─── MATERIAL SHOWN ───

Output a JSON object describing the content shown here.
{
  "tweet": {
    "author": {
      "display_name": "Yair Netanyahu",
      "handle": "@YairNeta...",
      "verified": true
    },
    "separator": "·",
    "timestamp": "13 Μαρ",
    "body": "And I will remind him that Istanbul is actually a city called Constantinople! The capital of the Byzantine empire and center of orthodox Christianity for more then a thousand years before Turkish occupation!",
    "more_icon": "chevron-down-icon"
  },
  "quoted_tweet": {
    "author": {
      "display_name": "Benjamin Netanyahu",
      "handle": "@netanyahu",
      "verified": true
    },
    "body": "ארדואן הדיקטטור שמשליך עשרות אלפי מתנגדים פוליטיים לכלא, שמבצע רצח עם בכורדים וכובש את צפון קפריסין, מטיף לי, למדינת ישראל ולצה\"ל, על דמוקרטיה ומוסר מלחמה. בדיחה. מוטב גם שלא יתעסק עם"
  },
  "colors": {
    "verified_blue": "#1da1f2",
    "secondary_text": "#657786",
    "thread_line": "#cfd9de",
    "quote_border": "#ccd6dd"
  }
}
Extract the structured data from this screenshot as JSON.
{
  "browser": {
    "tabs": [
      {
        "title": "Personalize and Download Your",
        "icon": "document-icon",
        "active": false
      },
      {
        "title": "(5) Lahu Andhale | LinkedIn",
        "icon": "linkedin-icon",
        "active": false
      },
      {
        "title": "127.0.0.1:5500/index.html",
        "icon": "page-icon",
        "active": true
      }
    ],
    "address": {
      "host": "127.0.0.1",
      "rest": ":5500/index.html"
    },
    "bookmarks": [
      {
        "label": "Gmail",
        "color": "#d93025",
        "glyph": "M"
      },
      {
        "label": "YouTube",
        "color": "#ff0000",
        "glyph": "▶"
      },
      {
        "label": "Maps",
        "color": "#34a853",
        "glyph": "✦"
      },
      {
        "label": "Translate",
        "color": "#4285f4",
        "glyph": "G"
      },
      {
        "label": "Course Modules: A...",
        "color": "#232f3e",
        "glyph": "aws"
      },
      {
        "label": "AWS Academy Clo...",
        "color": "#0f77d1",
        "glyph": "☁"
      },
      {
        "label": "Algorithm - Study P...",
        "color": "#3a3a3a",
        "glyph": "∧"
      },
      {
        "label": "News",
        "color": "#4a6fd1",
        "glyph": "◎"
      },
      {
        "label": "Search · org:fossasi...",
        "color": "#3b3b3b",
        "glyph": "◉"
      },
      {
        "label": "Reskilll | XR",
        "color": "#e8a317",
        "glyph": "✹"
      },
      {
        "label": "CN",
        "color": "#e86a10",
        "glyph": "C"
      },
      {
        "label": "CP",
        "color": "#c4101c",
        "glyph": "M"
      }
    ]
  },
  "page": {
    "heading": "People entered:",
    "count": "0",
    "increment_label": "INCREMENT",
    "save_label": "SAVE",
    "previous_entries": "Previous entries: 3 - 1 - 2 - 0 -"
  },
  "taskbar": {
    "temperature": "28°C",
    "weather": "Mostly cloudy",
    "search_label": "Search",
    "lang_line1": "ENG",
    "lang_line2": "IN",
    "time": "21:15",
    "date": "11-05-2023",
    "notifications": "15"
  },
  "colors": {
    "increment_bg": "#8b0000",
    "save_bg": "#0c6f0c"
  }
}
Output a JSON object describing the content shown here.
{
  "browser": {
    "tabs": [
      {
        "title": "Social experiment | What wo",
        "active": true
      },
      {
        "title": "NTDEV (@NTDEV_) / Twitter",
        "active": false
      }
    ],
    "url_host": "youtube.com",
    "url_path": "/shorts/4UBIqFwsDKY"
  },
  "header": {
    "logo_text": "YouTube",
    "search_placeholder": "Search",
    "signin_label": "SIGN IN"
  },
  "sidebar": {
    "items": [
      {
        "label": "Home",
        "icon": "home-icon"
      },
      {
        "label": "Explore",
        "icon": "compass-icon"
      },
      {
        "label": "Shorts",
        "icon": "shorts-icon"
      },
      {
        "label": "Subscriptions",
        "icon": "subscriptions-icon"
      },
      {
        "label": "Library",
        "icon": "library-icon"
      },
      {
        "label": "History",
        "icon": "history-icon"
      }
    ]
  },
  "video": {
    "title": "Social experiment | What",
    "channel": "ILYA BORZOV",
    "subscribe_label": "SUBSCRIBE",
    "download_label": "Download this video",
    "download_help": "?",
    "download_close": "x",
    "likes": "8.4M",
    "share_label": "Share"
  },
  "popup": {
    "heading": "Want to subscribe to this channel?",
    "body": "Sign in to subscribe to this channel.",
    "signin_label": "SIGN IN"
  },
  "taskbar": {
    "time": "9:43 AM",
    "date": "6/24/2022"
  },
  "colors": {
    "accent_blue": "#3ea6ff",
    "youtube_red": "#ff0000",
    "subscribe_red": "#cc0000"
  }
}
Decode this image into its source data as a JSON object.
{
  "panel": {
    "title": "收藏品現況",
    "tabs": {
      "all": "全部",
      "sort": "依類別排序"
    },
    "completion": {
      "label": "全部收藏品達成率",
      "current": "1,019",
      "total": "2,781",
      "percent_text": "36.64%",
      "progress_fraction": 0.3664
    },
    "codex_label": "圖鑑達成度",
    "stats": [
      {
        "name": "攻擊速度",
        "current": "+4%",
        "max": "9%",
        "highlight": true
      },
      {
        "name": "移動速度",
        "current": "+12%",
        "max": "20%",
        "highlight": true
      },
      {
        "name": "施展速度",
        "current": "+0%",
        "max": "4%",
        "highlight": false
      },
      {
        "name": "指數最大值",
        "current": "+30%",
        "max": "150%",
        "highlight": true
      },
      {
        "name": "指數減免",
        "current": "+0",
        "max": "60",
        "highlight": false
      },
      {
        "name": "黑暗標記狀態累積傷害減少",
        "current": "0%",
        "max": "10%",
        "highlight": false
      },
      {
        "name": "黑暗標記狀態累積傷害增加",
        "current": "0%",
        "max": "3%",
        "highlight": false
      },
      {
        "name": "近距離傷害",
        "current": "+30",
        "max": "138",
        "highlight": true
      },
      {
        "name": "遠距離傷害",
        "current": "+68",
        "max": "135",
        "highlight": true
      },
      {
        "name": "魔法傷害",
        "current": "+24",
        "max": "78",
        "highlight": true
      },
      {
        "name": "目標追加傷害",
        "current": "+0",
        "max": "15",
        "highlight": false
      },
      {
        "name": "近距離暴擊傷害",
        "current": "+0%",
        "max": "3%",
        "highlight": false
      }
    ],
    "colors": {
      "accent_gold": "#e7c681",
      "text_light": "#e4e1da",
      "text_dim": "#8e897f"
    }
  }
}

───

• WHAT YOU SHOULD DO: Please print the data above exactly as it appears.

• SOLUTION FOR THIS EXERCISE:
Output a JSON object describing the content shown here.
{
  "tweet": {
    "author": {
      "display_name": "Yair Netanyahu",
      "handle": "@YairNeta...",
      "verified": true
    },
    "separator": "·",
    "timestamp": "13 Μαρ",
    "body": "And I will remind him that Istanbul is actually a city called Constantinople! The capital of the Byzantine empire and center of orthodox Christianity for more then a thousand years before Turkish occupation!",
    "more_icon": "chevron-down-icon"
  },
  "quoted_tweet": {
    "author": {
      "display_name": "Benjamin Netanyahu",
      "handle": "@netanyahu",
      "verified": true
    },
    "body": "ארדואן הדיקטטור שמשליך עשרות אלפי מתנגדים פוליטיים לכלא, שמבצע רצח עם בכורדים וכובש את צפון קפריסין, מטיף לי, למדינת ישראל ולצה\"ל, על דמוקרטיה ומוסר מלחמה. בדיחה. מוטב גם שלא יתעסק עם"
  },
  "colors": {
    "verified_blue": "#1da1f2",
    "secondary_text": "#657786",
    "thread_line": "#cfd9de",
    "quote_border": "#ccd6dd"
  }
}
Extract the structured data from this screenshot as JSON.
{
  "browser": {
    "tabs": [
      {
        "title": "Personalize and Download Your",
        "icon": "document-icon",
        "active": false
      },
      {
        "title": "(5) Lahu Andhale | LinkedIn",
        "icon": "linkedin-icon",
        "active": false
      },
      {
        "title": "127.0.0.1:5500/index.html",
        "icon": "page-icon",
        "active": true
      }
    ],
    "address": {
      "host": "127.0.0.1",
      "rest": ":5500/index.html"
    },
    "bookmarks": [
      {
        "label": "Gmail",
        "color": "#d93025",
        "glyph": "M"
      },
      {
        "label": "YouTube",
        "color": "#ff0000",
        "glyph": "▶"
      },
      {
        "label": "Maps",
        "color": "#34a853",
        "glyph": "✦"
      },
      {
        "label": "Translate",
        "color": "#4285f4",
        "glyph": "G"
      },
      {
        "label": "Course Modules: A...",
        "color": "#232f3e",
        "glyph": "aws"
      },
      {
        "label": "AWS Academy Clo...",
        "color": "#0f77d1",
        "glyph": "☁"
      },
      {
        "label": "Algorithm - Study P...",
        "color": "#3a3a3a",
        "glyph": "∧"
      },
      {
        "label": "News",
        "color": "#4a6fd1",
        "glyph": "◎"
      },
      {
        "label": "Search · org:fossasi...",
        "color": "#3b3b3b",
        "glyph": "◉"
      },
      {
        "label": "Reskilll | XR",
        "color": "#e8a317",
        "glyph": "✹"
      },
      {
        "label": "CN",
        "color": "#e86a10",
        "glyph": "C"
      },
      {
        "label": "CP",
        "color": "#c4101c",
        "glyph": "M"
      }
    ]
  },
  "page": {
    "heading": "People entered:",
    "count": "0",
    "increment_label": "INCREMENT",
    "save_label": "SAVE",
    "previous_entries": "Previous entries: 3 - 1 - 2 - 0 -"
  },
  "taskbar": {
    "temperature": "28°C",
    "weather": "Mostly cloudy",
    "search_label": "Search",
    "lang_line1": "ENG",
    "lang_line2": "IN",
    "time": "21:15",
    "date": "11-05-2023",
    "notifications": "15"
  },
  "colors": {
    "increment_bg": "#8b0000",
    "save_bg": "#0c6f0c"
  }
}
Output a JSON object describing the content shown here.
{
  "browser": {
    "tabs": [
      {
        "title": "Social experiment | What wo",
        "active": true
      },
      {
        "title": "NTDEV (@NTDEV_) / Twitter",
        "active": false
      }
    ],
    "url_host": "youtube.com",
    "url_path": "/shorts/4UBIqFwsDKY"
  },
  "header": {
    "logo_text": "YouTube",
    "search_placeholder": "Search",
    "signin_label": "SIGN IN"
  },
  "sidebar": {
    "items": [
      {
        "label": "Home",
        "icon": "home-icon"
      },
      {
        "label": "Explore",
        "icon": "compass-icon"
      },
      {
        "label": "Shorts",
        "icon": "shorts-icon"
      },
      {
        "label": "Subscriptions",
        "icon": "subscriptions-icon"
      },
      {
        "label": "Library",
        "icon": "library-icon"
      },
      {
        "label": "History",
        "icon": "history-icon"
      }
    ]
  },
  "video": {
    "title": "Social experiment | What",
    "channel": "ILYA BORZOV",
    "subscribe_label": "SUBSCRIBE",
    "download_label": "Download this video",
    "download_help": "?",
    "download_close": "x",
    "likes": "8.4M",
    "share_label": "Share"
  },
  "popup": {
    "heading": "Want to subscribe to this channel?",
    "body": "Sign in to subscribe to this channel.",
    "signin_label": "SIGN IN"
  },
  "taskbar": {
    "time": "9:43 AM",
    "date": "6/24/2022"
  },
  "colors": {
    "accent_blue": "#3ea6ff",
    "youtube_red": "#ff0000",
    "subscribe_red": "#cc0000"
  }
}
Decode this image into its source data as a JSON object.
{
  "panel": {
    "title": "收藏品現況",
    "tabs": {
      "all": "全部",
      "sort": "依類別排序"
    },
    "completion": {
      "label": "全部收藏品達成率",
      "current": "1,019",
      "total": "2,781",
      "percent_text": "36.64%",
      "progress_fraction": 0.3664
    },
    "codex_label": "圖鑑達成度",
    "stats": [
      {
        "name": "攻擊速度",
        "current": "+4%",
        "max": "9%",
        "highlight": true
      },
      {
        "name": "移動速度",
        "current": "+12%",
        "max": "20%",
        "highlight": true
      },
      {
        "name": "施展速度",
        "current": "+0%",
        "max": "4%",
        "highlight": false
      },
      {
        "name": "指數最大值",
        "current": "+30%",
        "max": "150%",
        "highlight": true
      },
      {
        "name": "指數減免",
        "current": "+0",
        "max": "60",
        "highlight": false
      },
      {
        "name": "黑暗標記狀態累積傷害減少",
        "current": "0%",
        "max": "10%",
        "highlight": false
      },
      {
        "name": "黑暗標記狀態累積傷害增加",
        "current": "0%",
        "max": "3%",
        "highlight": false
      },
      {
        "name": "近距離傷害",
        "current": "+30",
        "max": "138",
        "highlight": true
      },
      {
        "name": "遠距離傷害",
        "current": "+68",
        "max": "135",
        "highlight": true
      },
      {
        "name": "魔法傷害",
        "current": "+24",
        "max": "78",
        "highlight": true
      },
      {
        "name": "目標追加傷害",
        "current": "+0",
        "max": "15",
        "highlight": false
      },
      {
        "name": "近距離暴擊傷害",
        "current": "+0%",
        "max": "3%",
        "highlight": false
      }
    ],
    "colors": {
      "accent_gold": "#e7c681",
      "text_light": "#e4e1da",
      "text_dim": "#8e897f"
    }
  }
}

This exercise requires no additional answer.